Kittson O’Neill is a Philadelphia based actor, director and dramaturg. She was last seen on stage in Arcadia at The Lantern. Her most recent directing credits include The Winters Tale for Shakespeare in Clark Park, Three Christs of Manhattan for InterAct (co-directed with Seth Rozin) and On the Verge for Hedgerow. Other favorite Philly performances include: The Body Lautrec(Cromie and Tuomanen), New Jerusalem (The Lantern), Down Past Passyunk (InterAct), Behind the Eye (Gas & Electric), The Pride of Parnell Street (Act 2), Lidless (Interact), and The Early Bird (Inis Nua). In NYC: You Are Dead You Are Here (HERE Arts), The Darker Face of the Earth (TWAS Productions). And Regionally:Eggs (People’s Light & Theater), Maggie Rose, An Unhappy Woman & October 1962 (New Jersey Repertory), Jigsaw Nation (The Playwrights Center, South Coast Repertory, Curious Theater). She has worked as a dramaturg for both Playpenn and The Kennedy Center. She is the Artistic Associate of Interact Theater Company, a graduate of The Shakespeare Lab and the Milwaukee Repertory Theater’s internship program. Up next she is directing A Knee That Can Bend , a world premier by Emma Goidel, for Orbiter 3 and reviving her performance in Being Norwegian for A PLAY, A PIE AND A PINT!
Hedgerow Theatre fellow Mark Swift sits down before Douglas Adams’ Hitchhiker’s Guide to the Galaxy and tells us his favorite part of the story. Ever wanted to hear the original script? Ever wanted to be a hitchhiker yourself? Come to Hedgerow and be a part of the Universe.

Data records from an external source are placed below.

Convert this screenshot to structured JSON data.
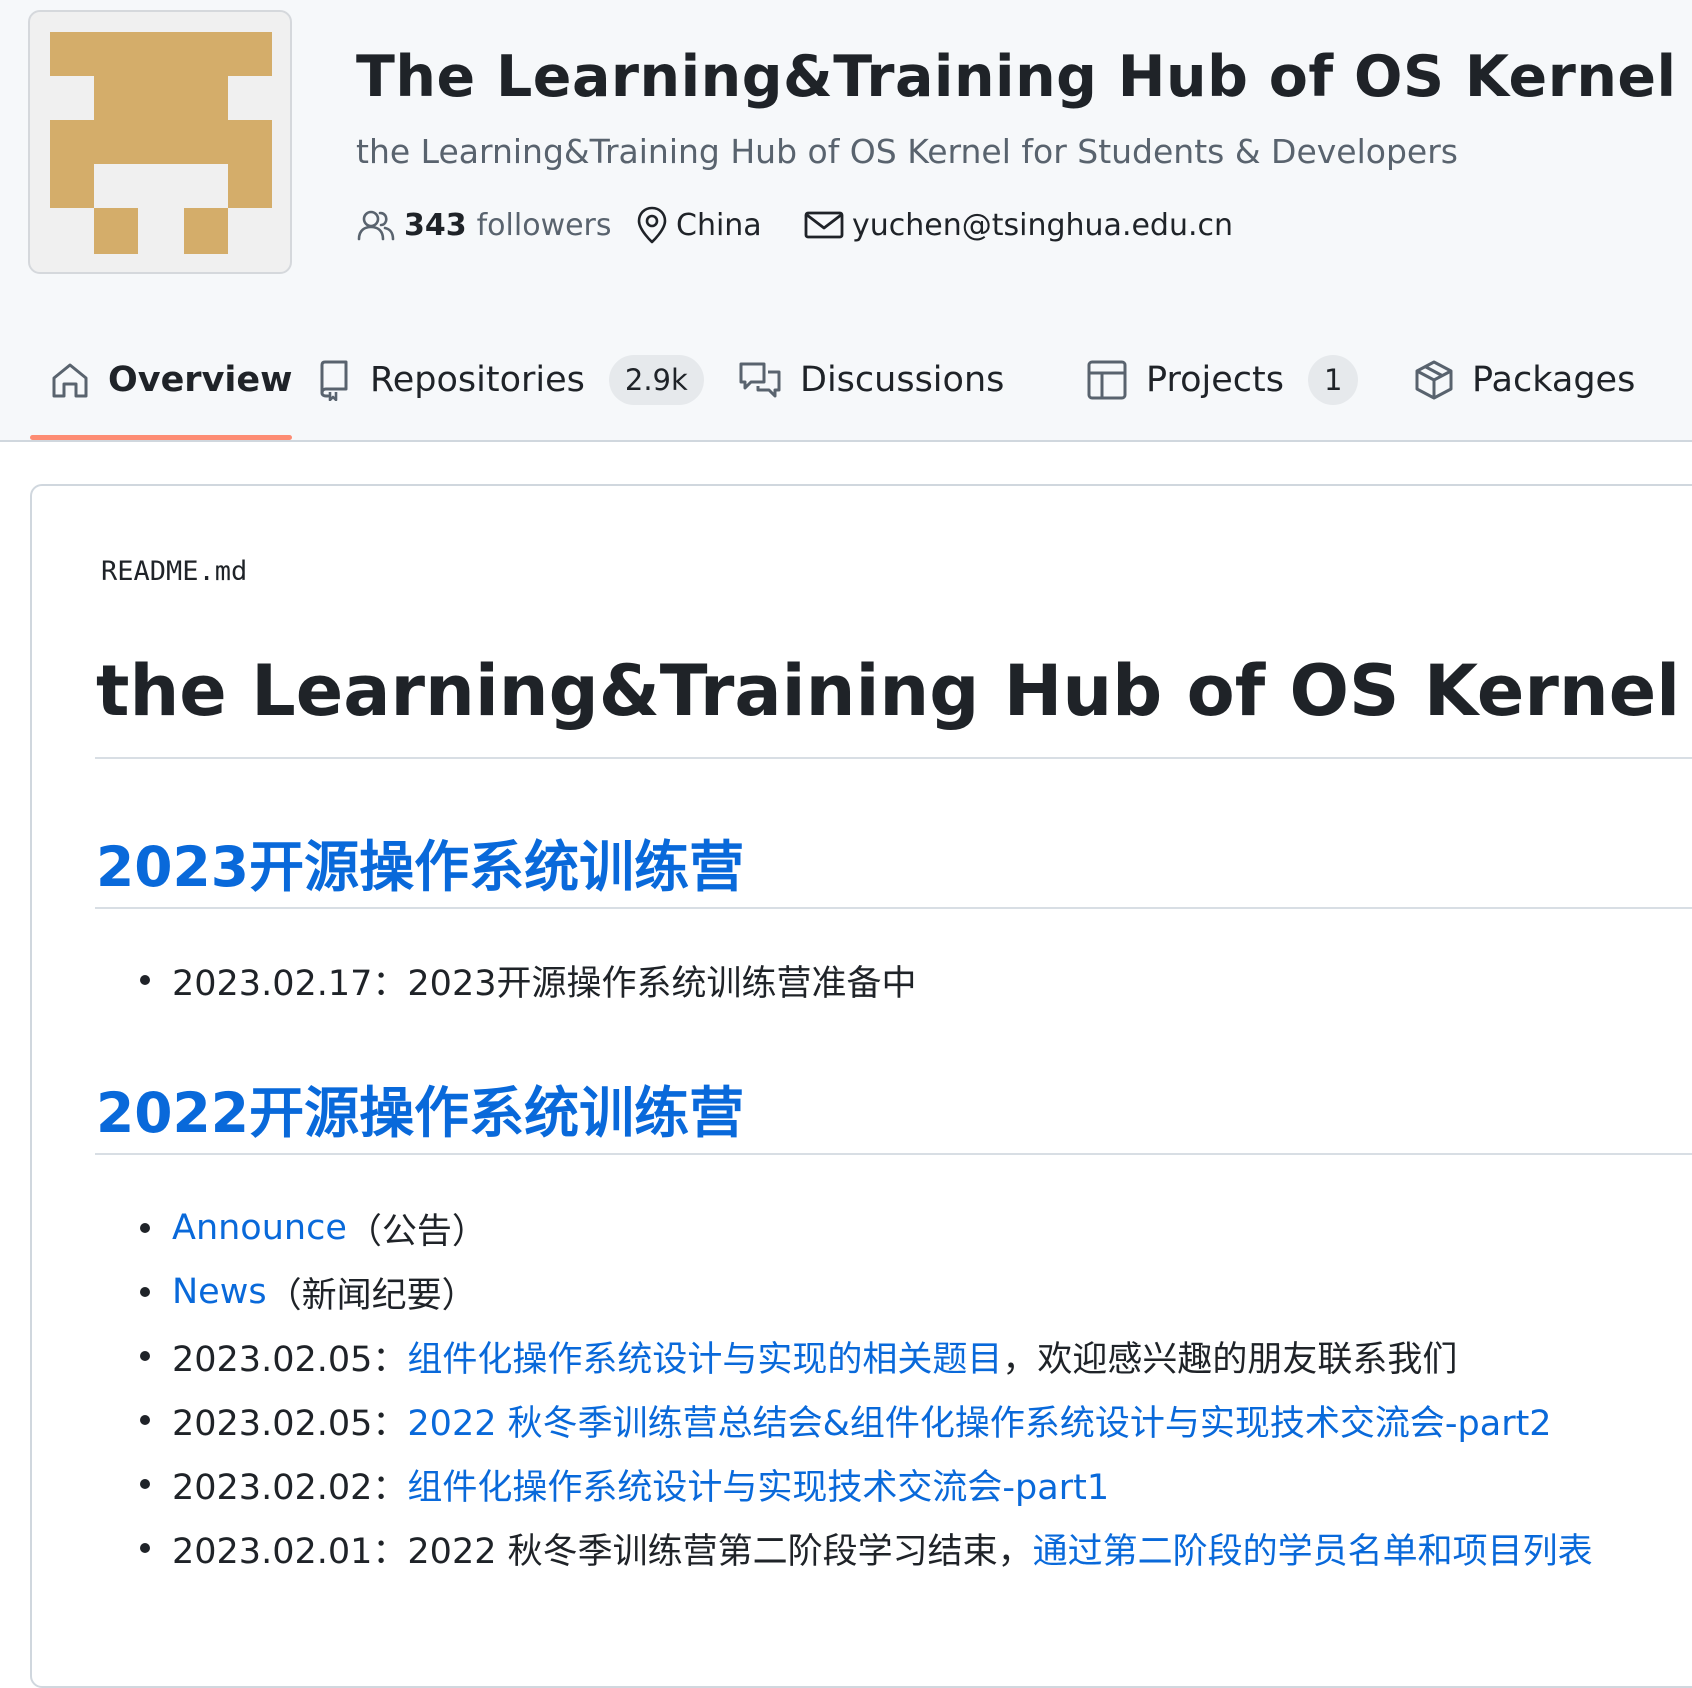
{
  "org": {
    "title": "The Learning&Training Hub of OS Kernel",
    "description": "the Learning&Training Hub of OS Kernel for Students & Developers",
    "followers_count": "343",
    "followers_label": "followers",
    "location": "China",
    "email": "yuchen@tsinghua.edu.cn"
  },
  "tabs": [
    {
      "label": "Overview",
      "icon": "home-icon",
      "selected": true
    },
    {
      "label": "Repositories",
      "icon": "repo-icon",
      "count": "2.9k"
    },
    {
      "label": "Discussions",
      "icon": "comment-discussion-icon"
    },
    {
      "label": "Projects",
      "icon": "table-icon",
      "count": "1"
    },
    {
      "label": "Packages",
      "icon": "package-icon"
    }
  ],
  "readme": {
    "filename": "README.md",
    "h1": "the Learning&Training Hub of OS Kernel",
    "section_2023": {
      "heading": "2023开源操作系统训练营",
      "items": [
        {
          "date": "2023.02.17：",
          "text": "2023开源操作系统训练营准备中"
        }
      ]
    },
    "section_2022": {
      "heading": "2022开源操作系统训练营",
      "items": [
        {
          "link": "Announce",
          "text": "（公告）"
        },
        {
          "link": "News",
          "text": "（新闻纪要）"
        },
        {
          "date": "2023.02.05：",
          "link": "组件化操作系统设计与实现的相关题目",
          "text": "，欢迎感兴趣的朋友联系我们"
        },
        {
          "date": "2023.02.05：",
          "link": "2022 秋冬季训练营总结会&组件化操作系统设计与实现技术交流会-part2"
        },
        {
          "date": "2023.02.02：",
          "link": "组件化操作系统设计与实现技术交流会-part1"
        },
        {
          "date": "2023.02.01：",
          "text": "2022 秋冬季训练营第二阶段学习结束，",
          "link": "通过第二阶段的学员名单和项目列表"
        }
      ]
    }
  },
  "colors": {
    "link": "#0969da",
    "avatar_tan": "#d4ad6a",
    "tab_underline": "#fd8c73"
  }
}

Theatergoers are advised to stay calm and bring a towel as they are taken on a tour of the universe at Hedgerow Theatre’s production of Douglas Adams’ The Hitchhiker’s Guide to the Galaxy from January 8 to 17.
Hedgerow will be using the British playwright’s original radio play, which first aired on the BBC in 1978, and launched a popular science-fiction comedy series of books that were later adapted into a TV series, a computer game and a movie. The story begins shortly before Earth is set to be demolished to make room for a galactic highway. Hapless Englishman Arthur Dent is rescued by his friend Ford Prefect, an alien from a small planet near Betelgeuse who’s a researcher for the title publication. They set off together on a journey through space, where they encounter a number of unusual characters.
It will be done as a multimedia spoken-word performance directed by Artistic Director Jared Reed. Hedgerow Fellows Josh Portera, Allison Bloechl and Mark Swift will read from the script, each playing several roles, with illustrations projected on the walls behind them and special sound effects to enhance the storytelling. The storyboard art was created by Phoebe Titus and animated by her husband, technical director David Titus. The Lansdowne-based couple own OrganicInOrganic Visuals, a production company.
“The great thing about this project,” Phoebe Titus explained, “is that there are such wonderful characters and descriptions of visual gags. I read the script several times, talked with David and we just had fun together thinking about the characters and visuals.” Adams’ words offered plenty of inspiration for her. “Douglas Adams’ world holds a mirror to the humorously mundane, contradictory and marginally annoying aspects of our world,” she added. “When it comes to creating visuals to go along with his vision, there’s also an aspect of the specific time and place they’re coming from. I worked to pull them all together in a way that is fun, relatable and relevant.”
There are eight performances scheduled, on Fridays at 7:30 p.m., Saturdays at 4 p.m. and 8 p.m., and Sundays at 2 p.m.
All tickets for this special engagement are $20. To reserve seats or for more information, call 610-565-4211 or visit www.HedgerowTheatre.org. Hedgerow Theatre is located at 64 Rose Valley Road in Rose Valley (near Media.)